Barack Obama's inauguration has extraordinary meaning for Brenda Hardy and she'll be there to witness history.
On Tuesday, at 11 a.m. Central Time, Obama will take the oath of office as the 44th President of the United States.
He will also be the first African-American president in the nation’s 220-year history.
Eunice High School guidance counselor Hardy will be one of the 1.5 to 4 million people expected to be in attendance, having picked up her inauguration ticket from the office of Congressman Charles Boustany on Wednesday.
Hardy will be seated in the handicapped section behind the reflecting pool at the National Mall.
For Hardy, the event will have special significance. In 1952, her grandmother, Gertie Lawson, was one of the first three African Americans to vote in St. Landry Parish since Reconstruction ended in the 19th century.
Hardy will have a picture of her grandmother with her as she watches Obama’s inauguration.
Hardy herself marched during the Civil Rights movement in the 1960’s, and took part in sit-ins and demonstrations while a student at Xavier University in New Orleans.
During that time, Hardy said, she never imagined she’d see an African American president.

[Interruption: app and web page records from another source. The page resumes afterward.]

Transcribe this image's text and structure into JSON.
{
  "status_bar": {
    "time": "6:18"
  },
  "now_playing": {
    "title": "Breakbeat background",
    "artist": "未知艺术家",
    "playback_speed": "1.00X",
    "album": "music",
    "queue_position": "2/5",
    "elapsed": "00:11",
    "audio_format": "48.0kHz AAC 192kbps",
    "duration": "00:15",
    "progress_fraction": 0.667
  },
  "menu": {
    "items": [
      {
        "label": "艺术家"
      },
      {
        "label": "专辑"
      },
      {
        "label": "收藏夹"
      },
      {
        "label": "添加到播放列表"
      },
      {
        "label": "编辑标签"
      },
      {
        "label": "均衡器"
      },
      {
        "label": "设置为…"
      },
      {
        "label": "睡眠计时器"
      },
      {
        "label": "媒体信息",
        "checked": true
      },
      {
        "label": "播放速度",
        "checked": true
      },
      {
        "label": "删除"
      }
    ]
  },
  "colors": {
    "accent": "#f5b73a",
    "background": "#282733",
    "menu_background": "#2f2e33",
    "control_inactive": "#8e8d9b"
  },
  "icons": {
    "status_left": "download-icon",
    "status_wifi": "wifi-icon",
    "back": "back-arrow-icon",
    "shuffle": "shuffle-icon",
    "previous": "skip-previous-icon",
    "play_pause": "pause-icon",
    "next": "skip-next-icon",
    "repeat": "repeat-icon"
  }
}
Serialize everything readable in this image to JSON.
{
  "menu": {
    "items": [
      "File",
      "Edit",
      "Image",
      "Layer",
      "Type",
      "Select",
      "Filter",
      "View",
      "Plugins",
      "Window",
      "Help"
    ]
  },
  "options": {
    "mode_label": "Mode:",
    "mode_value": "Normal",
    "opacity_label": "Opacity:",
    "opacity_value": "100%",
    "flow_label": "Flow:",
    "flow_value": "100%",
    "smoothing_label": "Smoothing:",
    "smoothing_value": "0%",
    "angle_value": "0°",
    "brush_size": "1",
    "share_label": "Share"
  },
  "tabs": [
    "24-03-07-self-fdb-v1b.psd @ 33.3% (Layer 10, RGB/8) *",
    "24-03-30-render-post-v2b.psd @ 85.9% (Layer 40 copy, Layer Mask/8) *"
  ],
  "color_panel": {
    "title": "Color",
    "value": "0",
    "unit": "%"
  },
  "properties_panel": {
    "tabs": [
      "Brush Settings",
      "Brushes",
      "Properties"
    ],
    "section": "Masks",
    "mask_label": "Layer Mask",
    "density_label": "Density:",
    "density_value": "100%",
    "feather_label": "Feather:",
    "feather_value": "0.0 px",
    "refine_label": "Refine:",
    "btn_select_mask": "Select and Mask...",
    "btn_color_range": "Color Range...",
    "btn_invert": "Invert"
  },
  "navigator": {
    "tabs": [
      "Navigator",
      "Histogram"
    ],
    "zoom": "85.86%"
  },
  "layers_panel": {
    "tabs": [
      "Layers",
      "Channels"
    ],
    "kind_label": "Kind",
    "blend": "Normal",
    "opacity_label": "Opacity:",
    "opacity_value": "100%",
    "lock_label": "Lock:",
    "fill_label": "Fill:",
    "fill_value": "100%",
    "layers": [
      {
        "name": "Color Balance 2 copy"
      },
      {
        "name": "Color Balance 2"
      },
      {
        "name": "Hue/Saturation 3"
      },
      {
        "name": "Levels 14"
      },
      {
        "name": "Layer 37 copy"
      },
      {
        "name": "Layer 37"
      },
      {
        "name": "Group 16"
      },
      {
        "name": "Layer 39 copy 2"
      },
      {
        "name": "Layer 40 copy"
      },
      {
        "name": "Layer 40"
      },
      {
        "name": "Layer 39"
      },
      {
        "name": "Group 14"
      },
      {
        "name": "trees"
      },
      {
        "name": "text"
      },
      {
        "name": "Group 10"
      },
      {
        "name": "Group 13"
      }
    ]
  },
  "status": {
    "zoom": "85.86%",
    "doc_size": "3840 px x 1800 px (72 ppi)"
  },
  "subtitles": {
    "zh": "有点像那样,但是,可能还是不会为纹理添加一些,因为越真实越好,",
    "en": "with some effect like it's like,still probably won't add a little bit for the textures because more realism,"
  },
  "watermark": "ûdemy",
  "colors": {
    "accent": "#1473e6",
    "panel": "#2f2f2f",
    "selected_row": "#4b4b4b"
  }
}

“We were just marching for equality, we weren’t even thinking about that,” Hardy said.
“I’ve always told my children they can be whatever they want to be. My father always told us we could be anything we want to be. But we never told them they could grow up to be president. There never was a role model for that.
“Now I can tell my grandchildren that they can even grow up to be president, because there will have been a role model for that. Barack Obama has shown that it can be done,” Hardy commented.
Hardy’s sister, Sheila Mouton, could barely contain her excitement over Obama’s impending inauguration.
“Being a former history teacher, I’m so blessed to be here, living through these historic times,” Mouton said.
“I’m so excited; if anyone still wonders if Dr. King’s dream is still alive, this is their answer,” said Mouton, who graduated from the first integrated class at Eunice High School, in the spring of 1970.
St. Landry Parish schools integrated in the fall of 1969, and the parish is still involved in a federal desegregation case that has lasted over 40 years.
For retired teacher and civil rights activist Clifton Lemelle, Obama’s election is a continuation of the work of Dr. Martin Luther King, Jr., whose birth and life’s work is commemorated in a national holiday on Monday and in a parade and special ceremony in Eunice today.
“King stirred up a movement, bringing all people together for the benefit of humanity, and Obama has brought people together of all races and socio-economic backgrounds, in the commonality of man,” Lemelle said.
Asked if during the time of the Civil Rights movement if he ever believed he’d see an African American president in his lifetime, Lemelle said, “I’ll be honest with you; no, I didn’t. When I saw Obama and his family step up onto that podium on election night, I cried, reflecting on my grandparents, my parents, my sisters, all those who have gone before, the humiliation they all went through.”
“When I raised my kids, I told them they could be a doctor, a lawyer, a teacher, but I never told them they could be president. Now I can tell my grandkids that,” Lemelle said.
Eunice Alderwoman Marguerite Frugé-Simpson, the first African American woman to sit on the city council, also said that Obama’s election is a sign of hope for future generations of all races.
“I think that there’s a possibility that people can be whatever they want to be, and I think we’ve reached that point, and I think it lets the younger people know that there’s no limit as to what they can achieve,” Frugé-Simpson said.
For Carlton Frank, of Frank Brothers Funeral Home in Eunice, the historic significance has not been lost.
“It’s been 40 years since the day Dr. King was assassinated, but the amazing thing is that his dream for all people is still alive,” said Frank, who serves as Master of Ceremonies for the annual city celebration of Dr. King’s birth, adding, “Barack Obama, he is the dream that Dr. King dreamed.”
“We made history, the United States made history, with his election.”
Ardessie Francois, also a retired teacher, noted the significance of the symbols Obama is using in his swearing-in, as well as the fortuitous circumstance that it falls the day after the national holiday celebrating King’s birth.
“Barack Obama is using the Bible once owned by Abraham Lincoln, who passed legislation to end slavery, in order to show the history that’s behind it all. All of this is tying in.”
Francois said she didn’t believe that she’d see an African American president in her lifetime.
“No, it was a dream, but the reality, I didn’t think it was possible. My grandfather would have said it’s not possible. My father would have said it’s possible, but not likely. My children would say, sure, it’s possible. Now my grandchildren will say, it happened,” Francois said.